## WHAT THIS TASK INVOLVES:
The answer must consist of every line below that holds the word "color".

## SUPPLIED RECORDS:

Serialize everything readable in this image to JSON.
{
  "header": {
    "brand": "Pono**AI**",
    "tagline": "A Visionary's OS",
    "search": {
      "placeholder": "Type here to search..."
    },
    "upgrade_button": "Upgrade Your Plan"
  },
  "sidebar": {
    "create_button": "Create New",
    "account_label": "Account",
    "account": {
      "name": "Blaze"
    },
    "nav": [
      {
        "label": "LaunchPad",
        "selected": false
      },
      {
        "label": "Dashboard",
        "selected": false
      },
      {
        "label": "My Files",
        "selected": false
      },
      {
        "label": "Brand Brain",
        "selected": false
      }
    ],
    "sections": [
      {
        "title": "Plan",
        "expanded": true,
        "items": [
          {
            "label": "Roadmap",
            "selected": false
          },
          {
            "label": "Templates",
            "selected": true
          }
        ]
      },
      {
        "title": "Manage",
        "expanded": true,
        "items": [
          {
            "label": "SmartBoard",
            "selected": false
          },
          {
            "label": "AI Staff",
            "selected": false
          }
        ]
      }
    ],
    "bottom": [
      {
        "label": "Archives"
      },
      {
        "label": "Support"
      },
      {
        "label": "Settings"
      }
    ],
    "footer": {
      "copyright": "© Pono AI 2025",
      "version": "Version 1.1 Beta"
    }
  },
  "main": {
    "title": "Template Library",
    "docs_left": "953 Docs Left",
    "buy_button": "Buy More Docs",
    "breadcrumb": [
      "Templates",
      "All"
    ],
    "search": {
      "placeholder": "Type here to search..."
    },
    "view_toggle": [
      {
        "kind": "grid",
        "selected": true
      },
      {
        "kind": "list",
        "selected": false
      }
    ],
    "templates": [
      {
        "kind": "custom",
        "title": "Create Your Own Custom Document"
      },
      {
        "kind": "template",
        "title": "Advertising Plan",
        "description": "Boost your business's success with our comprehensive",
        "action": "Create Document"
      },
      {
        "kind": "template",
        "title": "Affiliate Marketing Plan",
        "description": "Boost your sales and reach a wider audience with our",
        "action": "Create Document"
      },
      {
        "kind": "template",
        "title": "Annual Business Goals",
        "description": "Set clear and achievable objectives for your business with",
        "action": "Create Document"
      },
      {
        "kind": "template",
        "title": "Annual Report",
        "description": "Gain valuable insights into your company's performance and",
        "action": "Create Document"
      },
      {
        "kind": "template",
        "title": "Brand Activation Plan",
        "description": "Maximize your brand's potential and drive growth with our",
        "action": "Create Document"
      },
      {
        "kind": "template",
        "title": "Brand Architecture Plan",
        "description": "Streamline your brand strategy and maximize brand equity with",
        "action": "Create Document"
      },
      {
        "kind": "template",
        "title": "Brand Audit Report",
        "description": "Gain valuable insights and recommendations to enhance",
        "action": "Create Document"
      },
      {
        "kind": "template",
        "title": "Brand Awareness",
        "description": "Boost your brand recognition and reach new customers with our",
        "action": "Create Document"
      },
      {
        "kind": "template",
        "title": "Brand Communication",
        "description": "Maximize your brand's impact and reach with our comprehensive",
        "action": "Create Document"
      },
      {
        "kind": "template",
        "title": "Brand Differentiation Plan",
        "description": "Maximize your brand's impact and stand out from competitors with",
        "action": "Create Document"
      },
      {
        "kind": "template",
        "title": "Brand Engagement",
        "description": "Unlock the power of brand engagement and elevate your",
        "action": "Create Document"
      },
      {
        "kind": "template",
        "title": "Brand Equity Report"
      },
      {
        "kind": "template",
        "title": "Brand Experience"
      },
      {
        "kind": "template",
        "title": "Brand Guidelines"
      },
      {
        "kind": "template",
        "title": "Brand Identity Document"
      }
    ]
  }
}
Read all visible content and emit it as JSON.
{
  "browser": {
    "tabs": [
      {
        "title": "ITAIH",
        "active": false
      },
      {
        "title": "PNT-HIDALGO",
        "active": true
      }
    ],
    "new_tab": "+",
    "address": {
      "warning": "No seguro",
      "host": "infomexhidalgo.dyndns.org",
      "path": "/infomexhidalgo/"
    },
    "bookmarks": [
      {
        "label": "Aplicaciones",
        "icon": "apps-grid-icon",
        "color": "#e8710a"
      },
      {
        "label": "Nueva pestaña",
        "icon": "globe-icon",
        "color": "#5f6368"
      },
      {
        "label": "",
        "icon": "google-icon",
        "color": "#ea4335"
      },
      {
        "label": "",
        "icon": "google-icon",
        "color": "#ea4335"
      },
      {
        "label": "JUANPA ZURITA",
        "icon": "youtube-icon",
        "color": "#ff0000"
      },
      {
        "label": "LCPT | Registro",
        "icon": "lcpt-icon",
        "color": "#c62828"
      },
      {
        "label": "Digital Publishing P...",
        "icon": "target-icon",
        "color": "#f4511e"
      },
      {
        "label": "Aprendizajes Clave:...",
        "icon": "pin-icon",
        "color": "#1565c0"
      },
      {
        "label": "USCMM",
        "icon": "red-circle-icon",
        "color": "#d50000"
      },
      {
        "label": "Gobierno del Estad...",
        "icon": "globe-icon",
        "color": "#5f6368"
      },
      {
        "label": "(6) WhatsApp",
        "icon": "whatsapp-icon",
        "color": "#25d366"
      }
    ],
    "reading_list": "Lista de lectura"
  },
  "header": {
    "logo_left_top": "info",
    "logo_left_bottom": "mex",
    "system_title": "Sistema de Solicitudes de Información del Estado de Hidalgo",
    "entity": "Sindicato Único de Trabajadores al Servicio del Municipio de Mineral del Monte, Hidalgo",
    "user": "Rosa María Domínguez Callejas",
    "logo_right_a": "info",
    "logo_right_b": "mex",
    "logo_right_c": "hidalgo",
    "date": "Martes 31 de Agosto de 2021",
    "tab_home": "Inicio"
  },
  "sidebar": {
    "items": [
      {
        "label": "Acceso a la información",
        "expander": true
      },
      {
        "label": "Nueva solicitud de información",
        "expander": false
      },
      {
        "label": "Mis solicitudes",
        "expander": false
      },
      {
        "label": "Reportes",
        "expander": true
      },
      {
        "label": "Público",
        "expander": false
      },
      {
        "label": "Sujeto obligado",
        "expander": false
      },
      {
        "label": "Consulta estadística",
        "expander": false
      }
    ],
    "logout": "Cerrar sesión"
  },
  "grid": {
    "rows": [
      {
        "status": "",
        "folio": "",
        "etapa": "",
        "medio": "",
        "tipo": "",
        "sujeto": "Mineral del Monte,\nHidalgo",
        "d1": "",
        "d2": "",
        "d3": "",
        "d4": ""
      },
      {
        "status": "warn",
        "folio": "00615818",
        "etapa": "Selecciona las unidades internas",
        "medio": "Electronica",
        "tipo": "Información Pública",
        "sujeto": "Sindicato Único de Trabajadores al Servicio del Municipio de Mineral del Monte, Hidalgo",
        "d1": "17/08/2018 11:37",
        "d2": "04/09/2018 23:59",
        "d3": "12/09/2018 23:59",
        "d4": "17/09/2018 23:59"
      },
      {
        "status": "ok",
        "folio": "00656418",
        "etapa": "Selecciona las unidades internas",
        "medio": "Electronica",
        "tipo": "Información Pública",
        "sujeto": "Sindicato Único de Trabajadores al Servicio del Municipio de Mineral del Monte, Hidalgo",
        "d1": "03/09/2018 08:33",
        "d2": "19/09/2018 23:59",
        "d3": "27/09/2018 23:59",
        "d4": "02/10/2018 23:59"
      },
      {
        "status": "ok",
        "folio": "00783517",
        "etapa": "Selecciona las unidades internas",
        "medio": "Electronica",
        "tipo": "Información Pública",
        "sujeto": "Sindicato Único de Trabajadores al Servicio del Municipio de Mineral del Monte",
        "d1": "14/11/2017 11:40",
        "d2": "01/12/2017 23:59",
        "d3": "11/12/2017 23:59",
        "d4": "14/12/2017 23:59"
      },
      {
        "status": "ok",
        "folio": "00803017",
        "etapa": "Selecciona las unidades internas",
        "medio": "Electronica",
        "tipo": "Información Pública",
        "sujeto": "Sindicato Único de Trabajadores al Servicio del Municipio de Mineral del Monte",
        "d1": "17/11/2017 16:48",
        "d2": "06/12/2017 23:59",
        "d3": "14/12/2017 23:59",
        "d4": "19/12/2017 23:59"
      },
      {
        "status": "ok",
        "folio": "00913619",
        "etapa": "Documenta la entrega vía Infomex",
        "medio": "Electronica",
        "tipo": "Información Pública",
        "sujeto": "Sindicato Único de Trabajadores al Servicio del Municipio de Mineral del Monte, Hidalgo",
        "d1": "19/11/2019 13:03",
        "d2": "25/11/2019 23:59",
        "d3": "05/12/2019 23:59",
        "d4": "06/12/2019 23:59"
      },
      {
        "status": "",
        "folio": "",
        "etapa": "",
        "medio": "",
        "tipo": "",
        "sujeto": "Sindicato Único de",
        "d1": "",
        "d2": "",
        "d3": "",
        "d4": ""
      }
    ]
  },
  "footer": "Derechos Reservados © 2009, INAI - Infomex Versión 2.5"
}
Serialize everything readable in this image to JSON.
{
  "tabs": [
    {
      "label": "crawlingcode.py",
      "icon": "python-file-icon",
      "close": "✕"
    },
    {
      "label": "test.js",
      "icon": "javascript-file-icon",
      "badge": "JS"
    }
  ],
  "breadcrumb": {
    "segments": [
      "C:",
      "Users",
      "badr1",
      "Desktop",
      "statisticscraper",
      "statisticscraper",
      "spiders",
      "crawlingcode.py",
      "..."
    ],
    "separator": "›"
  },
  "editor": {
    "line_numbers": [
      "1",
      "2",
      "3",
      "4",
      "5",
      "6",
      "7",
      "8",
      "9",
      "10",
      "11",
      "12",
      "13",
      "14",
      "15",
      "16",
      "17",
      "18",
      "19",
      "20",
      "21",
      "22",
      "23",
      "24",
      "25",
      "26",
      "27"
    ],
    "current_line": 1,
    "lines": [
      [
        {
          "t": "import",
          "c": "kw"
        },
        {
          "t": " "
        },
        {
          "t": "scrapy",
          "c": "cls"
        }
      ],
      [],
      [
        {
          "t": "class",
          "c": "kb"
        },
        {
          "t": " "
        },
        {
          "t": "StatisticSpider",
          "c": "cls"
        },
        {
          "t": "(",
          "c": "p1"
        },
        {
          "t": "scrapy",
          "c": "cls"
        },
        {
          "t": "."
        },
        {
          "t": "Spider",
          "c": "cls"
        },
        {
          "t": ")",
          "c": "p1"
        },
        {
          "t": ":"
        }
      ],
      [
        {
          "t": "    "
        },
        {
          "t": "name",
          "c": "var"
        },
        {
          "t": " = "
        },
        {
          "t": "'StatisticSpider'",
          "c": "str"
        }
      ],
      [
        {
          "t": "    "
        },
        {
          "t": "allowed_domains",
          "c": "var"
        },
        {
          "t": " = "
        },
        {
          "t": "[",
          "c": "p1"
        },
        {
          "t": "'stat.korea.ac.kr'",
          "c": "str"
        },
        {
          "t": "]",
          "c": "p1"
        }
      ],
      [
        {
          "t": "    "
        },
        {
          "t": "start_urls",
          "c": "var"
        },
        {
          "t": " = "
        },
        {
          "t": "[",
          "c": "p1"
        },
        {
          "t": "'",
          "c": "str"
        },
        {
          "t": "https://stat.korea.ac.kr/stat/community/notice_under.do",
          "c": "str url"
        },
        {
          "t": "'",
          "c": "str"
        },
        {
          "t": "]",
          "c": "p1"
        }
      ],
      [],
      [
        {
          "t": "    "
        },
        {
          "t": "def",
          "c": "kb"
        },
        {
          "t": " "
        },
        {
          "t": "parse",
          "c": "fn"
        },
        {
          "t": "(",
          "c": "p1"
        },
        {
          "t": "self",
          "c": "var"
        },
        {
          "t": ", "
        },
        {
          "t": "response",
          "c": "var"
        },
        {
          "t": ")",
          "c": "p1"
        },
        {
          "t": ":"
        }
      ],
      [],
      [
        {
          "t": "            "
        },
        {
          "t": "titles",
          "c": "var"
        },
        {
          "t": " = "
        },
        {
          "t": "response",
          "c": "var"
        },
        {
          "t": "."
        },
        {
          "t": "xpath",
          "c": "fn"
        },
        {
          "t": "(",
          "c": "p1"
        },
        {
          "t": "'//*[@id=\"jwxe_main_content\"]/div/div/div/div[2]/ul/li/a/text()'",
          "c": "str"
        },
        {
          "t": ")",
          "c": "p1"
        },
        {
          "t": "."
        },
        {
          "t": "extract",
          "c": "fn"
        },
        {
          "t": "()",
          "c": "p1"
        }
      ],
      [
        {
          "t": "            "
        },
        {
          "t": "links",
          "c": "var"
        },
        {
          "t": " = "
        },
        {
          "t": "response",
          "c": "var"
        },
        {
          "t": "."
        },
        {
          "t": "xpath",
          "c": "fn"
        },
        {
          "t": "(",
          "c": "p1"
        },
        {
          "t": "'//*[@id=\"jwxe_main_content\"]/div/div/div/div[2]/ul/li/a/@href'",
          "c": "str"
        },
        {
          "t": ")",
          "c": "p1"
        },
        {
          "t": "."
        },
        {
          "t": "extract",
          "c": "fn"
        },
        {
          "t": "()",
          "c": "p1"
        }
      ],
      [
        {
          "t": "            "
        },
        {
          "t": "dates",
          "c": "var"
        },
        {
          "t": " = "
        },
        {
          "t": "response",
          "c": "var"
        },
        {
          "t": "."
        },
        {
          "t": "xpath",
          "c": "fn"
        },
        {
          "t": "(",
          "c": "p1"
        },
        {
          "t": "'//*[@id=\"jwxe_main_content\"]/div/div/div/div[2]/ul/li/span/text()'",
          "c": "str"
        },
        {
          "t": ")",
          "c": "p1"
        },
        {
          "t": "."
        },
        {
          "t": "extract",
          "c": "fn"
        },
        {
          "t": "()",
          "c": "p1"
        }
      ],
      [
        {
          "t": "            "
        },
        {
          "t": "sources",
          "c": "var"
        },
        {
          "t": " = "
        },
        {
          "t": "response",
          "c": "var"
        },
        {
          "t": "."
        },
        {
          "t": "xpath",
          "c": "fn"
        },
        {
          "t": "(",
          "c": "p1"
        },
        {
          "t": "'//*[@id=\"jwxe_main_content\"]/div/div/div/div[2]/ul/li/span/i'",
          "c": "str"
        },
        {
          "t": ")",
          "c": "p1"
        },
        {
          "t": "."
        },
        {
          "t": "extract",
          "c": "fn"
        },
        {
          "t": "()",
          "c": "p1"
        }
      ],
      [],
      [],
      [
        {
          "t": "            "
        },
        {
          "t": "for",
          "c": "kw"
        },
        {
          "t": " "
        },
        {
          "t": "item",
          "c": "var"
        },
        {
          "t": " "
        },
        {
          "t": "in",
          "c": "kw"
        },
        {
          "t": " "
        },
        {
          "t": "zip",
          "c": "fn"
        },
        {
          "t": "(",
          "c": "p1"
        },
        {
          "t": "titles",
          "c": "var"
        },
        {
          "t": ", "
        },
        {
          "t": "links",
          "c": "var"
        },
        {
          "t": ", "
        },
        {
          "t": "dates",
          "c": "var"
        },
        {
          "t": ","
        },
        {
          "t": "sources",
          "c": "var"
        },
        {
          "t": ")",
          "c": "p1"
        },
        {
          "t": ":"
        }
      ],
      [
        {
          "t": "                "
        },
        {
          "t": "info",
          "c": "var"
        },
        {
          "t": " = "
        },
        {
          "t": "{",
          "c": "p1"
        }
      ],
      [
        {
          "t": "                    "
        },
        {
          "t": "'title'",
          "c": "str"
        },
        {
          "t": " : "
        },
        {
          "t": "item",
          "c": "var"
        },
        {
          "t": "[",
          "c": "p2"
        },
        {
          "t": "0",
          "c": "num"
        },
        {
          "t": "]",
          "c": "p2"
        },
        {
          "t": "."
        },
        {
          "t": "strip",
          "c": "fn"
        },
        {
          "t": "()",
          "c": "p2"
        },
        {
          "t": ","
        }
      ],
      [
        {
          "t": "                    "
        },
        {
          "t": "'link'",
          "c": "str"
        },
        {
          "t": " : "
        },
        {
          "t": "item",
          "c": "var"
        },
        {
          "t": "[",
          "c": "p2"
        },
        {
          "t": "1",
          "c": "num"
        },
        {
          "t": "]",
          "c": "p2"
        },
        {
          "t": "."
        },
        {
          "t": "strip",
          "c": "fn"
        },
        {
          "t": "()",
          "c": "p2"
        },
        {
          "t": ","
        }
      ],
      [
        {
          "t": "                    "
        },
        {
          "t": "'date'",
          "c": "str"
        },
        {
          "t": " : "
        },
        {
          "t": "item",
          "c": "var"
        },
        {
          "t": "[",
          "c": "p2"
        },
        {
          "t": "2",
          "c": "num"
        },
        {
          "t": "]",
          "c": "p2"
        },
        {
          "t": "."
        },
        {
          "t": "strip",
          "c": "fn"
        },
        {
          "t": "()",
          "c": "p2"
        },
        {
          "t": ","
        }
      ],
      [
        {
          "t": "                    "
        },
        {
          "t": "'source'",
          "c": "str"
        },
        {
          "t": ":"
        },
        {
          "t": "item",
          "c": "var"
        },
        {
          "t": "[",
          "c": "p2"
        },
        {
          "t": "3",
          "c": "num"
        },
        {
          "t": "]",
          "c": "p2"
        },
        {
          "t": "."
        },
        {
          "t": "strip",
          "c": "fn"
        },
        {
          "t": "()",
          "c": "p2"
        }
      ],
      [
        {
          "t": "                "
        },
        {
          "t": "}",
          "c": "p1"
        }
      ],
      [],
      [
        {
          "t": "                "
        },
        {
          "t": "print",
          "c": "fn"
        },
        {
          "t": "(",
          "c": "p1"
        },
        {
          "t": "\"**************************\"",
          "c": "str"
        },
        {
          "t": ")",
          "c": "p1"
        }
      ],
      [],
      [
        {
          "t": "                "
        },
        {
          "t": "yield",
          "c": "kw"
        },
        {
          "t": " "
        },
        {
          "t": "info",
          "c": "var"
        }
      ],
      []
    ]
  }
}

## ANSWER:
        "color": "#e8710a"
        "color": "#5f6368"
        "color": "#ea4335"
        "color": "#ea4335"
        "color": "#ff0000"
        "color": "#c62828"
        "color": "#f4511e"
        "color": "#1565c0"
        "color": "#d50000"
        "color": "#5f6368"
        "color": "#25d366"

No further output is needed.